High risk drinking consortium gets national attention

12 Feb 2016    

A CEHS housed program in the Department of Educational Psychology that has worked since 1979 to prevent alcohol and drug abuse in Nebraska was on a national stage Feb. 10. Megan Hopkins, project manager for the Nebraska Collegiate Consortium To Reduce High Risk Drinking (NCC), participated in a national webinar to rollout a new toolkit for prevention practitioners. The toolkit is a project of the Substance Abuse and Mental Health Services Administration's (SAMHSA) Center for the Application of Prevention Technologies. The toolkit provides resources to help build the capacity to initiate, strengthen, and maintain collaborations that enhance prevention processes and improve health outcomes.

On the webinar, Hopkins spoke about the NCC’s offshoot, the Omaha Collegiate Consortium, which brought together eight Omaha-area colleges and universities to share resources and partner in reducing high-risk drinking among its college students. It is funded by a SAMHSA Partnership for Success Grant and is currently in the third year of five years of funding that helps fund data collection and sharing among the institutions and allows for high-risk drinking prevention at each institution and in the Omaha community. The OCC is featured in the toolkit which can be viewed at http://go.unl.edu/occ216.

The NCC is coordinating the rollout of a statewide educational program on 26 campuses across Nebraska, and is a project of the Nebraska Prevention Center for Alcohol and Drug Abuse based in Educational Psychology. NCC was founded 10 years ago with 13 member institutes, and now it includes 26 intuitions of higher education across Nebraska.

The Nebraska Prevention Center was founded in 1979 by Ian Newman (EDPS) to provide leadership and technical assistance to government and educational agencies. In addition to Newman and Hopkins, other CEHS faculty/staff involved in the program are Duane Shell and Michele Maas.

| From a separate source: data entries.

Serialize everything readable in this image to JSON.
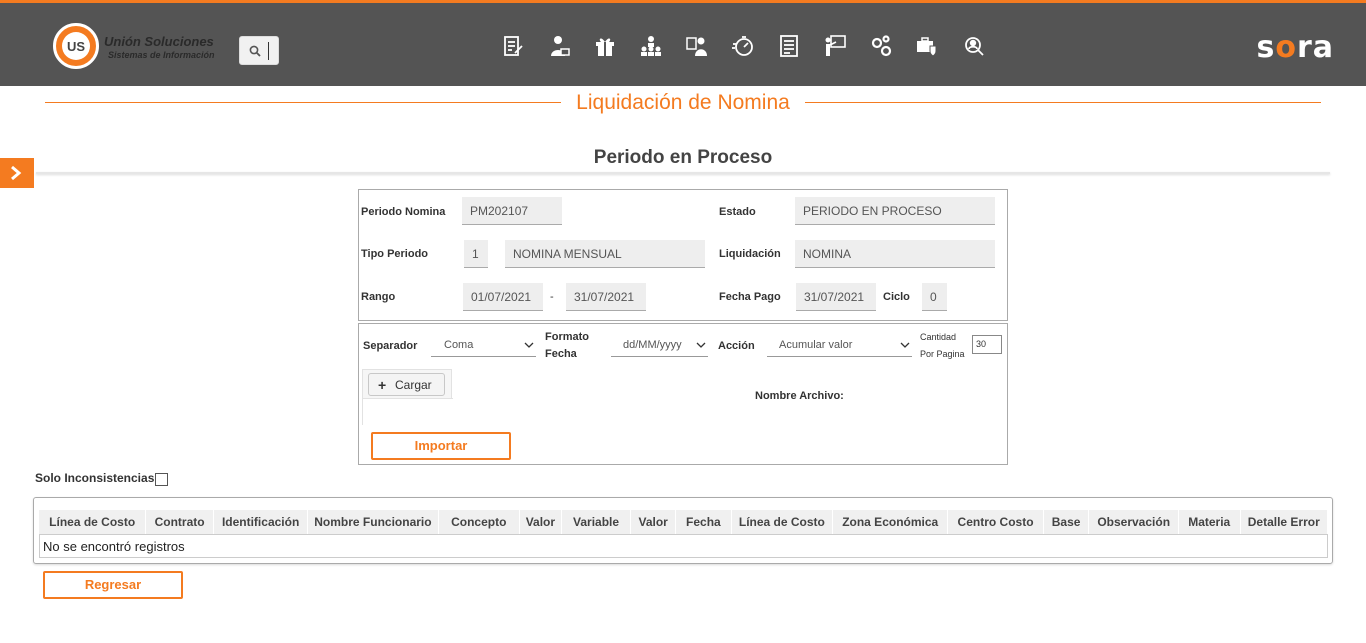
{
  "header": {
    "logo_mark": "US",
    "logo_name": "Unión Soluciones",
    "logo_sub": "Sistemas de Información",
    "brand_left": "s",
    "brand_o": "o",
    "brand_right": "ra",
    "nav_icons": [
      "document-edit-icon",
      "user-card-icon",
      "gift-icon",
      "org-chart-icon",
      "people-badge-icon",
      "timer-icon",
      "list-document-icon",
      "presentation-icon",
      "gears-icon",
      "briefcase-shield-icon",
      "search-people-icon"
    ]
  },
  "page": {
    "title": "Liquidación de Nomina",
    "subtitle": "Periodo en Proceso"
  },
  "period": {
    "periodo_nomina_label": "Periodo Nomina",
    "periodo_nomina_value": "PM202107",
    "estado_label": "Estado",
    "estado_value": "PERIODO EN PROCESO",
    "tipo_periodo_label": "Tipo Periodo",
    "tipo_periodo_code": "1",
    "tipo_periodo_value": "NOMINA MENSUAL",
    "liquidacion_label": "Liquidación",
    "liquidacion_value": "NOMINA",
    "rango_label": "Rango",
    "rango_desde": "01/07/2021",
    "rango_sep": "-",
    "rango_hasta": "31/07/2021",
    "fecha_pago_label": "Fecha Pago",
    "fecha_pago_value": "31/07/2021",
    "ciclo_label": "Ciclo",
    "ciclo_value": "0"
  },
  "import": {
    "separador_label": "Separador",
    "separador_value": "Coma",
    "formato_label_1": "Formato",
    "formato_label_2": "Fecha",
    "formato_value": "dd/MM/yyyy",
    "accion_label": "Acción",
    "accion_value": "Acumular valor",
    "cantidad_label_1": "Cantidad",
    "cantidad_label_2": "Por Pagina",
    "cantidad_value": "30",
    "cargar_label": "Cargar",
    "nombre_archivo_label": "Nombre Archivo:",
    "importar_label": "Importar"
  },
  "filter": {
    "solo_inconsistencias_label": "Solo Inconsistencias"
  },
  "table": {
    "columns": [
      "Línea de Costo",
      "Contrato",
      "Identificación",
      "Nombre Funcionario",
      "Concepto",
      "Valor",
      "Variable",
      "Valor",
      "Fecha",
      "Línea de Costo",
      "Zona Económica",
      "Centro Costo",
      "Base",
      "Observación",
      "Materia",
      "Detalle Error"
    ],
    "empty_message": "No se encontró registros"
  },
  "footer": {
    "regresar_label": "Regresar"
  },
  "colors": {
    "accent": "#f47b20",
    "topbar": "#545454"
  }
}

College of Education and Human Sciences
Educational Psychology